Now there’s Astro
Transmeta has answered Intel’s Centrino song and dance by releasing details about its latest TM8000 chip. Codenamed Astro, the new processor includes all three of the interfaces — 400MHz HyperTransport bus, DDR400 RAM and four AGP connections — on the chip. This means TM8000 can achieve more work per clock cycle, which should allow it to offer faster performance, Transmeta said. It has also boosted the number of instructions it can execute up to eight per clock cycle. No doubt Transmeta hopes these enhancements will help it to overcome the performance issues that have dogged its Crusoe processor. The TM8000 is due to go into mass production in the third quarter of 2003.

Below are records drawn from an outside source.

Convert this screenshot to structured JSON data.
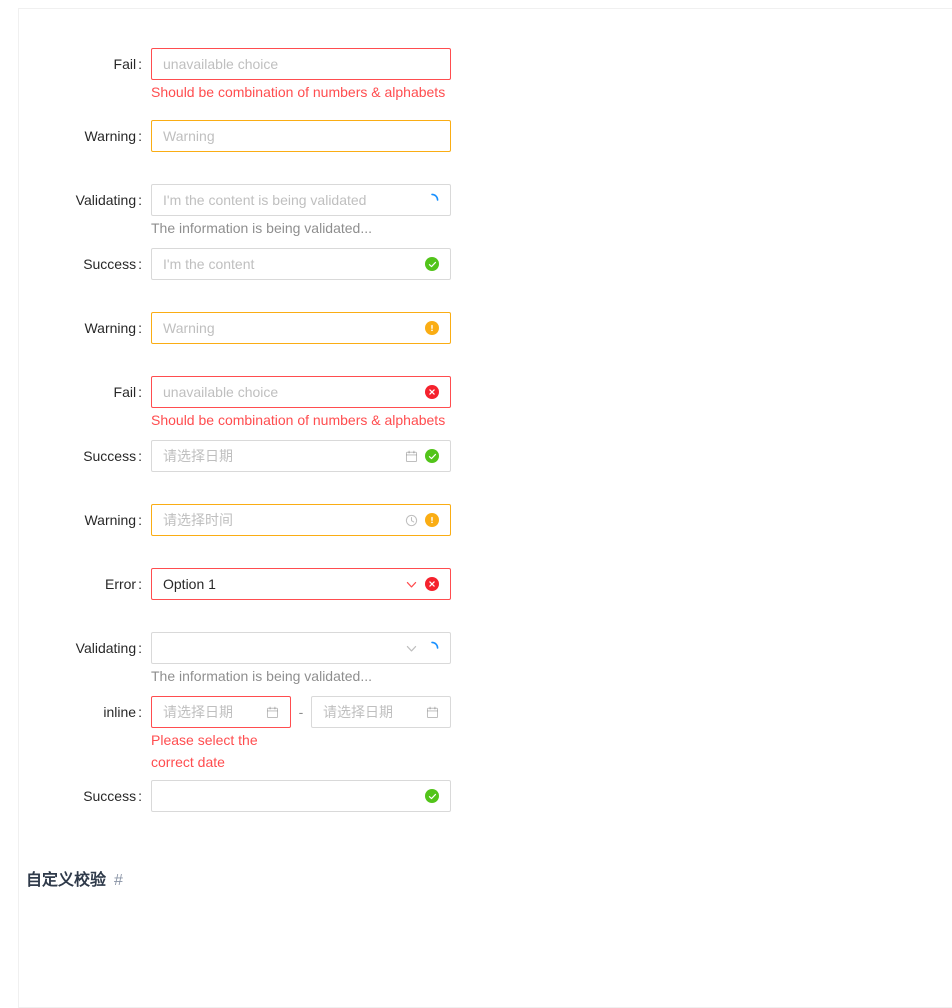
{
  "colors": {
    "error": "#ff4d4f",
    "error_strong": "#f5222d",
    "warning": "#faad14",
    "success": "#52c41a",
    "validating": "#1890ff",
    "border": "#d9d9d9",
    "placeholder": "#bfbfbf"
  },
  "bottom_heading": {
    "title": "自定义校验",
    "anchor": "#"
  },
  "rows": [
    {
      "id": "fail-input",
      "label": "Fail",
      "colon": ":",
      "status": "error",
      "control": "input",
      "placeholder": "unavailable choice",
      "value": "",
      "suffix_icon": "",
      "explain": "Should be combination of numbers & alphabets",
      "explain_type": "error"
    },
    {
      "id": "warning-input",
      "label": "Warning",
      "colon": ":",
      "status": "warning",
      "control": "input",
      "placeholder": "Warning",
      "value": "",
      "suffix_icon": "",
      "explain": "",
      "explain_type": ""
    },
    {
      "id": "validating-input",
      "label": "Validating",
      "colon": ":",
      "status": "default",
      "control": "input",
      "placeholder": "I'm the content is being validated",
      "value": "",
      "suffix_icon": "loading-spinner-icon",
      "explain": "The information is being validated...",
      "explain_type": "neutral"
    },
    {
      "id": "success-input",
      "label": "Success",
      "colon": ":",
      "status": "default",
      "control": "input",
      "placeholder": "I'm the content",
      "value": "",
      "suffix_icon": "success-check-icon",
      "explain": "",
      "explain_type": ""
    },
    {
      "id": "warning-icon-input",
      "label": "Warning",
      "colon": ":",
      "status": "warning",
      "control": "input",
      "placeholder": "Warning",
      "value": "",
      "suffix_icon": "warning-exclamation-icon",
      "explain": "",
      "explain_type": ""
    },
    {
      "id": "fail-icon-input",
      "label": "Fail",
      "colon": ":",
      "status": "error",
      "control": "input",
      "placeholder": "unavailable choice",
      "value": "",
      "suffix_icon": "error-close-icon",
      "explain": "Should be combination of numbers & alphabets",
      "explain_type": "error"
    },
    {
      "id": "success-datepicker",
      "label": "Success",
      "colon": ":",
      "status": "default",
      "control": "datepicker",
      "placeholder": "请选择日期",
      "value": "",
      "suffix_icon": "success-check-icon",
      "explain": "",
      "explain_type": ""
    },
    {
      "id": "warning-timepicker",
      "label": "Warning",
      "colon": ":",
      "status": "warning",
      "control": "timepicker",
      "placeholder": "请选择时间",
      "value": "",
      "suffix_icon": "warning-exclamation-icon",
      "explain": "",
      "explain_type": ""
    },
    {
      "id": "error-select",
      "label": "Error",
      "colon": ":",
      "status": "error",
      "control": "select",
      "placeholder": "",
      "value": "Option 1",
      "suffix_icon": "error-close-icon",
      "explain": "",
      "explain_type": ""
    },
    {
      "id": "validating-select",
      "label": "Validating",
      "colon": ":",
      "status": "default",
      "control": "select",
      "placeholder": "",
      "value": "",
      "suffix_icon": "loading-spinner-icon",
      "explain": "The information is being validated...",
      "explain_type": "neutral"
    },
    {
      "id": "inline-daterange",
      "label": "inline",
      "colon": ":",
      "status": "error",
      "control": "date-range-inline",
      "start_placeholder": "请选择日期",
      "end_placeholder": "请选择日期",
      "separator": "-",
      "explain": "Please select the correct date",
      "explain_type": "error"
    },
    {
      "id": "success-empty-input",
      "label": "Success",
      "colon": ":",
      "status": "default",
      "control": "input",
      "placeholder": "",
      "value": "",
      "suffix_icon": "success-check-icon",
      "explain": "",
      "explain_type": ""
    }
  ]
}
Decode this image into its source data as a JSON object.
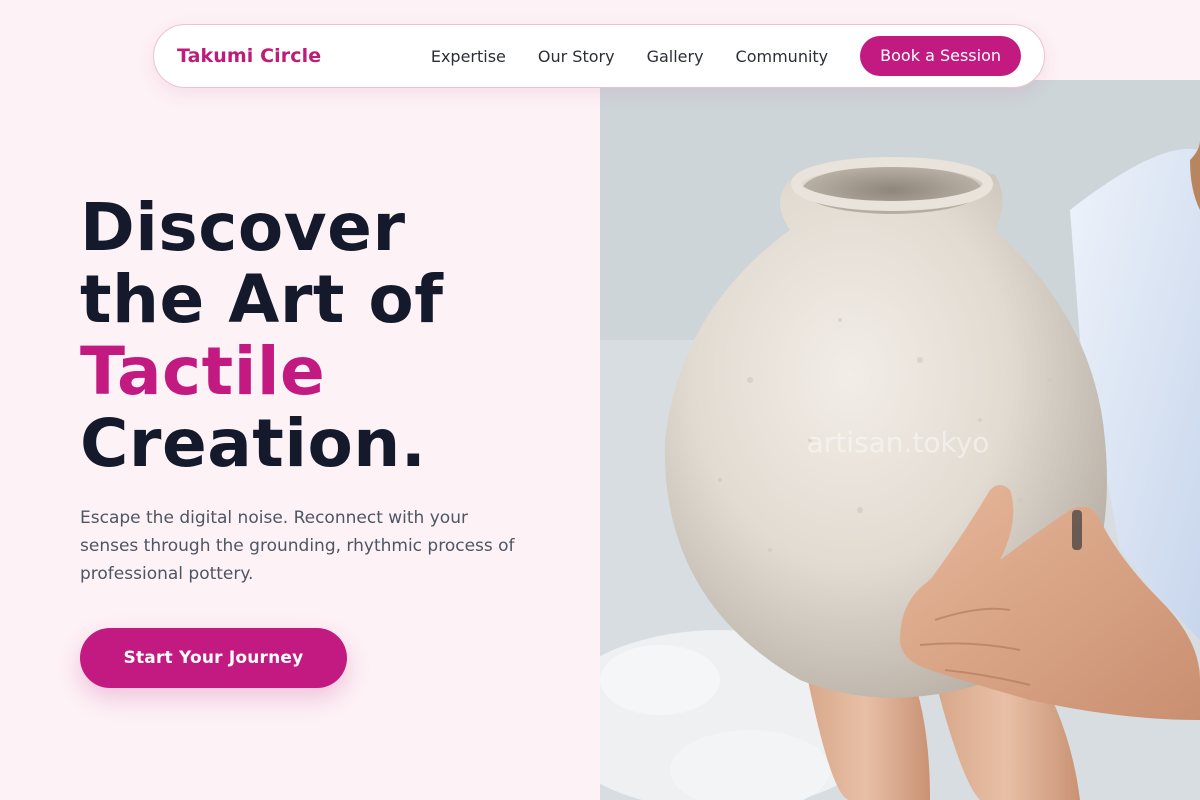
{
  "brand": {
    "name": "Takumi Circle"
  },
  "nav": {
    "links": [
      "Expertise",
      "Our Story",
      "Gallery",
      "Community"
    ],
    "cta_label": "Book a Session"
  },
  "hero": {
    "headline": {
      "line1": "Discover",
      "line2": "the Art of",
      "accent": "Tactile",
      "line4": "Creation."
    },
    "subtext": "Escape the digital noise. Reconnect with your senses through the grounding, rhythmic process of professional pottery.",
    "cta_label": "Start Your Journey",
    "image": {
      "subject": "hands holding a large textured unglazed clay vase",
      "watermark": "artisan.tokyo"
    }
  },
  "colors": {
    "accent": "#c21a80",
    "background": "#fdf2f6",
    "heading": "#141a2b",
    "body_text": "#4e5563"
  }
}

Intel reasseses Q1
Intel has reaffirmed its first-quarter revenue guidance, predicting that slightly higher sales of its PC and server processors will be offset by slightly lower sales of communications processors. First-quarter revenue should come in between $US6.6 billion and $US6.8 billion, Intel said. That is a narrower range than that given during the company’s fourth-quarter earnings call in January. At that time, Intel had predicted revenue between $US6.5 billion and $US7 billion.
400MHz bus coming
A new chipset from Silicon Integrated Systems (SiS) announced at CeBIT last week supports a 400MHz front-side bus for AMD’s Athlon XP processors. AMD had downplayed reports a few weeks ago that it had instructed its chipset manufacturers to include support for the bus, saying it was still evaluating its product decisions. A faster front-side bus allows data to travel between the processor and the memory at higher rates, increasing overall performance. The SiS748 chipset also features support for DDR400 (double data rate 400MHz) memory and AGP (accelerated graphics port) 8x technology.